• What the exercise asks
For each entry, output its words exactly and leave any picture behind.

(Dataset rows describing interfaces)
*** Block opens ***

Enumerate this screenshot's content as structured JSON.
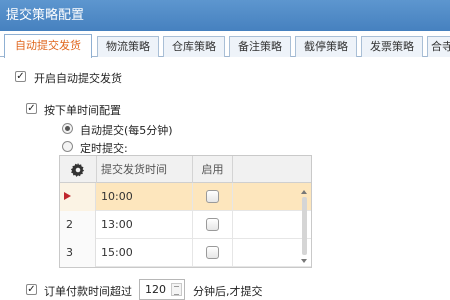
{
  "window": {
    "title": "提交策略配置"
  },
  "tabs": [
    {
      "label": "自动提交发货",
      "active": true
    },
    {
      "label": "物流策略"
    },
    {
      "label": "仓库策略"
    },
    {
      "label": "备注策略"
    },
    {
      "label": "截停策略"
    },
    {
      "label": "发票策略"
    },
    {
      "label": "合寺"
    }
  ],
  "options": {
    "enable_auto_submit": {
      "label": "开启自动提交发货",
      "checked": true
    },
    "by_order_time": {
      "label": "按下单时间配置",
      "checked": true
    },
    "auto_submit_radio": {
      "label": "自动提交(每5分钟)",
      "selected": true
    },
    "scheduled_submit_radio": {
      "label": "定时提交:",
      "selected": false
    },
    "payment_time": {
      "prefix": "订单付款时间超过",
      "value": "120",
      "suffix": "分钟后,才提交",
      "checked": true
    }
  },
  "schedule_grid": {
    "columns": [
      "提交发货时间",
      "启用"
    ],
    "settings_icon": "gear-icon",
    "rows": [
      {
        "row_marker": "current-row-arrow",
        "time": "10:00",
        "enabled": false,
        "selected": true
      },
      {
        "row_number": "2",
        "time": "13:00",
        "enabled": false
      },
      {
        "row_number": "3",
        "time": "15:00",
        "enabled": false
      }
    ]
  },
  "colors": {
    "titlebar": "#4f89c7",
    "active_tab_text": "#e0661d",
    "selected_row": "#fde6bd",
    "row_arrow": "#c0262d"
  }
}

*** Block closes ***

• Written solution
Enumerate this screenshot's content as structured JSON.
{
  "window": {
    "title": "提交策略配置"
  },
  "tabs": [
    {
      "label": "自动提交发货",
      "active": true
    },
    {
      "label": "物流策略"
    },
    {
      "label": "仓库策略"
    },
    {
      "label": "备注策略"
    },
    {
      "label": "截停策略"
    },
    {
      "label": "发票策略"
    },
    {
      "label": "合寺"
    }
  ],
  "options": {
    "enable_auto_submit": {
      "label": "开启自动提交发货",
      "checked": true
    },
    "by_order_time": {
      "label": "按下单时间配置",
      "checked": true
    },
    "auto_submit_radio": {
      "label": "自动提交(每5分钟)",
      "selected": true
    },
    "scheduled_submit_radio": {
      "label": "定时提交:",
      "selected": false
    },
    "payment_time": {
      "prefix": "订单付款时间超过",
      "value": "120",
      "suffix": "分钟后,才提交",
      "checked": true
    }
  },
  "schedule_grid": {
    "columns": [
      "提交发货时间",
      "启用"
    ],
    "settings_icon": "gear-icon",
    "rows": [
      {
        "row_marker": "current-row-arrow",
        "time": "10:00",
        "enabled": false,
        "selected": true
      },
      {
        "row_number": "2",
        "time": "13:00",
        "enabled": false
      },
      {
        "row_number": "3",
        "time": "15:00",
        "enabled": false
      }
    ]
  },
  "colors": {
    "titlebar": "#4f89c7",
    "active_tab_text": "#e0661d",
    "selected_row": "#fde6bd",
    "row_arrow": "#c0262d"
  }
}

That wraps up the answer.